Waugh hated the modern world and wrote using a quill pen, refusing to drive or use the telephone. It is doubtful he would have had a high regard for today's online world. Waugh was the classic “Disgusted of Tunbridge Wells” crusty old retired Colonel, and his abrasive manner alienated many people.
By the end of his life he was in poor health, dying on the toilet in 1966 of a heart attack. A Latin requiem took place for him in Westminster Cathedral the following week.
Probably the first alternative comedian, Lenny Bruce was the first person ever to receive a posthumous pardon from New York state.
After service during World War II in the US navy, seeing action at Anzio, he was discharged after convincing his superiors he was homosexual, although he wasn't. In and out of trouble with the law, Bruce was arrested for impersonating a priest and collecting money for a leper colony, a percentage of which he kept. His use of the word “cocksucker” saw him prosecuted for obscenity, and though the charge failed to stick, he was now on the FBI radar and was frequently harassed and arrested on different trumped up charges.
In 1963 he was refused entry to the UK and was finally convicted of obscenity the following year, along with the owners of the New York club Bruce was playing at.

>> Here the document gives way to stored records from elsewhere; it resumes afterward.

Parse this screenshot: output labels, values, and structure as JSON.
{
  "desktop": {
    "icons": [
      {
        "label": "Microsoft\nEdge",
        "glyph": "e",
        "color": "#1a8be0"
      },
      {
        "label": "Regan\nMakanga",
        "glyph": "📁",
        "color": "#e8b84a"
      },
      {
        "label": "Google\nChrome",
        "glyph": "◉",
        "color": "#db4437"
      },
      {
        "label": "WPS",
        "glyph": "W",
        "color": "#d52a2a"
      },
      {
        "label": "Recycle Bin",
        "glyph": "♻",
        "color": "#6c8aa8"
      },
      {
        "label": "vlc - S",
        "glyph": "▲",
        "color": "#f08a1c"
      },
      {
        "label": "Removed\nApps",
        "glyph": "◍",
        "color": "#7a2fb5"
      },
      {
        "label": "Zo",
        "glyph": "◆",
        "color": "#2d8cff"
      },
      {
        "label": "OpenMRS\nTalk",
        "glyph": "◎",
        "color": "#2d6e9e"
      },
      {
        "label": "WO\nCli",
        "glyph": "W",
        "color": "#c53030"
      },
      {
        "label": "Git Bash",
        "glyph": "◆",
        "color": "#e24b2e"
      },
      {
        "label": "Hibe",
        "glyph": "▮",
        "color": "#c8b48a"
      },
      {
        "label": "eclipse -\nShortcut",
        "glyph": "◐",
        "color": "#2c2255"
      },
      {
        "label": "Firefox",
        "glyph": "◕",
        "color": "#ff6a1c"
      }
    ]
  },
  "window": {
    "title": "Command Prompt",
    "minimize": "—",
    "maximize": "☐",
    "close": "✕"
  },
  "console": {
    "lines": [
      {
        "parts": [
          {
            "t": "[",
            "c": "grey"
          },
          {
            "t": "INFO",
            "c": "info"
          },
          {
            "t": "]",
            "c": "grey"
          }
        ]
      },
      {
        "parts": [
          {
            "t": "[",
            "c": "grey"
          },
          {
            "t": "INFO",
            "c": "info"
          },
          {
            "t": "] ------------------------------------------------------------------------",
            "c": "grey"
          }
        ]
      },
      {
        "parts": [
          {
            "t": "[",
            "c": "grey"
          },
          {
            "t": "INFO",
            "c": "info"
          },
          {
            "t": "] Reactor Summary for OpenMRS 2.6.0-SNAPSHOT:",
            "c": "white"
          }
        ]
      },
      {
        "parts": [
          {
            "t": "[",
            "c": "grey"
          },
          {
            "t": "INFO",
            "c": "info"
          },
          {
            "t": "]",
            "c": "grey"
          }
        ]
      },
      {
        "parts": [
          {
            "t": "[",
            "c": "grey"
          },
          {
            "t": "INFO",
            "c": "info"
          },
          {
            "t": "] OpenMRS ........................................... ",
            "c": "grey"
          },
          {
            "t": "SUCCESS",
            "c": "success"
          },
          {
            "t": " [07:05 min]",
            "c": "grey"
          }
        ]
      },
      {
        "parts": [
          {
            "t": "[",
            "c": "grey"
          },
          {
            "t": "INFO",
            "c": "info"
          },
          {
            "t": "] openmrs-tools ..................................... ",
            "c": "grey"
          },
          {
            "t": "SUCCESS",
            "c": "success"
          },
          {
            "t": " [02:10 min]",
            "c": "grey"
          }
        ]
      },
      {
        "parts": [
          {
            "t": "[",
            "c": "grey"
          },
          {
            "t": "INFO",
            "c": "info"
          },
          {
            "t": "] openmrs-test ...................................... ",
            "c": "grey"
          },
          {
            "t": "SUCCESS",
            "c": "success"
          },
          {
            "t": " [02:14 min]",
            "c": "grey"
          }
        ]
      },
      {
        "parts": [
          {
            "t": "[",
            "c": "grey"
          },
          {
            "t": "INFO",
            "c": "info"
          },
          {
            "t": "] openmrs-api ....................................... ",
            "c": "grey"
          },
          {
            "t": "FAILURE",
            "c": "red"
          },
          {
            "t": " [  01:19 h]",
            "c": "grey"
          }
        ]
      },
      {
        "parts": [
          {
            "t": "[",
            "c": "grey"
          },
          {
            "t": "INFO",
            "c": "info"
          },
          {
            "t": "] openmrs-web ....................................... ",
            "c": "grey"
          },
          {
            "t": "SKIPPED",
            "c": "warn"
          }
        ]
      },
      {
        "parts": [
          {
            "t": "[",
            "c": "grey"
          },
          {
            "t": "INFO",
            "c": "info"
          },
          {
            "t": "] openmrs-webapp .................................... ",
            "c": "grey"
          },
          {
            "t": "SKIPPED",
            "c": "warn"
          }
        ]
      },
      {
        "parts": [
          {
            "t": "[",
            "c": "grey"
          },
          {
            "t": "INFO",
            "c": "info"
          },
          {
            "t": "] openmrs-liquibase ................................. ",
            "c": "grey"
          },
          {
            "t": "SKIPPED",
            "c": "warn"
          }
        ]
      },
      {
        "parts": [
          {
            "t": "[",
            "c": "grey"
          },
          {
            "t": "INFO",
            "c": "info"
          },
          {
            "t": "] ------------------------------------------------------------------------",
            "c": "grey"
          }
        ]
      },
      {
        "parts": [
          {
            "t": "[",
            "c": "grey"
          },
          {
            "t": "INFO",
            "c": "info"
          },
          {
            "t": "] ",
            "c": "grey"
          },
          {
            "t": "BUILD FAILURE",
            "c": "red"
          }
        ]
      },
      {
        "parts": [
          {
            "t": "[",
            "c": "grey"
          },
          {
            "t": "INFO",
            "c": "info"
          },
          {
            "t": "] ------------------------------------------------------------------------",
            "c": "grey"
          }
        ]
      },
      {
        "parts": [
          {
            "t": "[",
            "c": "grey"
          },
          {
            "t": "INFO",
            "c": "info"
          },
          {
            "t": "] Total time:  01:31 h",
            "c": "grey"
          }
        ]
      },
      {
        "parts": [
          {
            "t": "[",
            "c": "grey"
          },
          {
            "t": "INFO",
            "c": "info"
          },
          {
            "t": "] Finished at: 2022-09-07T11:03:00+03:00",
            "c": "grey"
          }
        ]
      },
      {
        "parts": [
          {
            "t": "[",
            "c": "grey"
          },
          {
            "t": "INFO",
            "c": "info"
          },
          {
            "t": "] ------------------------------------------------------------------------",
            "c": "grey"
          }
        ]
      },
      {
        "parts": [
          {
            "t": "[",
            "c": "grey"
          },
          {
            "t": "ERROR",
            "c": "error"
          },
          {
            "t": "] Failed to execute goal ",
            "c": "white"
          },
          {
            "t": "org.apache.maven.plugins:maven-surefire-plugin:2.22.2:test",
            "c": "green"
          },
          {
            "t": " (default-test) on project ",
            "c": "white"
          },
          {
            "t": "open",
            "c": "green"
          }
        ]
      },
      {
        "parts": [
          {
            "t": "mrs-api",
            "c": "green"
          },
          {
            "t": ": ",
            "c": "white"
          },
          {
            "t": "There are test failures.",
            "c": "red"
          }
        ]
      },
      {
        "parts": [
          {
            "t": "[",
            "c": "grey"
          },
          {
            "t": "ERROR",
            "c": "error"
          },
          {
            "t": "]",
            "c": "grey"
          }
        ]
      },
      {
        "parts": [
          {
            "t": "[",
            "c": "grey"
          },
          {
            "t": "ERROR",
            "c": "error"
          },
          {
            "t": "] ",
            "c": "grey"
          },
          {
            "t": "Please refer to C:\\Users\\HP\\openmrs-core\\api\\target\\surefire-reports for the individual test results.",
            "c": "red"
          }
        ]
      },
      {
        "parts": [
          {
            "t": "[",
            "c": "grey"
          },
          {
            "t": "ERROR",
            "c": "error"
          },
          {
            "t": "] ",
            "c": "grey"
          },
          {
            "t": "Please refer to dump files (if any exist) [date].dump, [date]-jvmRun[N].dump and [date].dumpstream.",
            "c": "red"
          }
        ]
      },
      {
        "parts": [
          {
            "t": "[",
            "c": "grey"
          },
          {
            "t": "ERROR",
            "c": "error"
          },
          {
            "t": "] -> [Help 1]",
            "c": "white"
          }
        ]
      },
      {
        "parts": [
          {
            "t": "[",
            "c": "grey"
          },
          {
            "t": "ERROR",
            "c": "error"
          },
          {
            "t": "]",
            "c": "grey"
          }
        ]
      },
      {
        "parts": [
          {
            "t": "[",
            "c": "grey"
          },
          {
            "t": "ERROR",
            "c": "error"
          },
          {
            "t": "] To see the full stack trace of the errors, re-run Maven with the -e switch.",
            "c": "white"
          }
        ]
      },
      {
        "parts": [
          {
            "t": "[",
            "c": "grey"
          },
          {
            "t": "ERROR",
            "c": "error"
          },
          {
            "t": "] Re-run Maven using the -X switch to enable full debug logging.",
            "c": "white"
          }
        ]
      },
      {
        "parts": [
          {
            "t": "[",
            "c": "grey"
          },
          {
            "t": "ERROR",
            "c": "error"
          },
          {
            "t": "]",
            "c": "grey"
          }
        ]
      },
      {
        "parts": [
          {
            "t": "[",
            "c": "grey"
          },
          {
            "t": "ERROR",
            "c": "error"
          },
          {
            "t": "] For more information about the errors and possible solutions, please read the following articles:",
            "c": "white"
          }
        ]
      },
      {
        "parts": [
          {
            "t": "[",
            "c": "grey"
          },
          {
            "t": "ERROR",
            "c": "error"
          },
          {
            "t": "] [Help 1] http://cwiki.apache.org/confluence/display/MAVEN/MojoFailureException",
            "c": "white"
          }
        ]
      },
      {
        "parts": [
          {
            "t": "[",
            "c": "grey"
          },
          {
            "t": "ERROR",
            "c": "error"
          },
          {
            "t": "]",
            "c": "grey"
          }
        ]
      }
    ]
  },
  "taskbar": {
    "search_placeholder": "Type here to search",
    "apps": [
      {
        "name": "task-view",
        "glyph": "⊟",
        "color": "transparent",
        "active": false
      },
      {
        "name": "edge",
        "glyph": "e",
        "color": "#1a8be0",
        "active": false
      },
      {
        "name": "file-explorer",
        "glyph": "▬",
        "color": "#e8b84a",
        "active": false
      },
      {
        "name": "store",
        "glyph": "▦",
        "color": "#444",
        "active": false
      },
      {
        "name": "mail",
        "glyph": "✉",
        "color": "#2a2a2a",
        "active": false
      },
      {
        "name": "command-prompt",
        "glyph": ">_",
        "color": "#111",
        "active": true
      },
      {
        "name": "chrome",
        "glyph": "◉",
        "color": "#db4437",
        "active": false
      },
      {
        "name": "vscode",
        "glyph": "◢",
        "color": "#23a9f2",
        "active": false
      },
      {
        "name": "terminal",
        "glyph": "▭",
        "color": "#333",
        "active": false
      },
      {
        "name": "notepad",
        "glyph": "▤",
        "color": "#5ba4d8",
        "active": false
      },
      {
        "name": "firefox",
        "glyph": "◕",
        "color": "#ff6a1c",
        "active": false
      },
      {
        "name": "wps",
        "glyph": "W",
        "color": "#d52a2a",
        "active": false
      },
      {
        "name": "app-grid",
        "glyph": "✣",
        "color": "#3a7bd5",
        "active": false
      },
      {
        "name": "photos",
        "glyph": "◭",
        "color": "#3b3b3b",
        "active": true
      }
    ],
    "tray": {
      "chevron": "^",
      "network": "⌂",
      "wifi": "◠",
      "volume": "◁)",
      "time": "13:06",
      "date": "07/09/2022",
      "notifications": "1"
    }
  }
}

Blacklisted by virtually every nightclub in the USA and constantly harassed by the authorities, Bruce turned increasingly towards narcotics and was found dead on his bathroom floor in 1966 after an overdose of morphine. Phil Spector is alleged to have bought the negatives of the police photos to stop them being published in the newspapers. His influence on American comedy is incalculable.
Probably the most famous lavatorial death of all, Elvis’s rise from lowly trucker to God is well documented.
Despite his own drug habit, Elvis was very much against the whole counter-culture movement, which technically he had been a huge part of. He believed the Beatles to be a bad influence on the youth of the Western world with their drug taking, and was famously sworn in by Richard Nixon as an undercover agent for the Bureau of Narcotics and Dangerous Drugs. However, as the photograph of the two men went viral, it is very likely that the rock and roll fraternity just stopped inviting him to parties and ostracised him as an informer. It is unlikely that he ever took part in any undercover stings anyway.
Eventually succumbing to ludicrous amounts of prescription drugs and junk food, Elvis was only 42 when in 1977, he became a gift for conspiracy theorists across the world.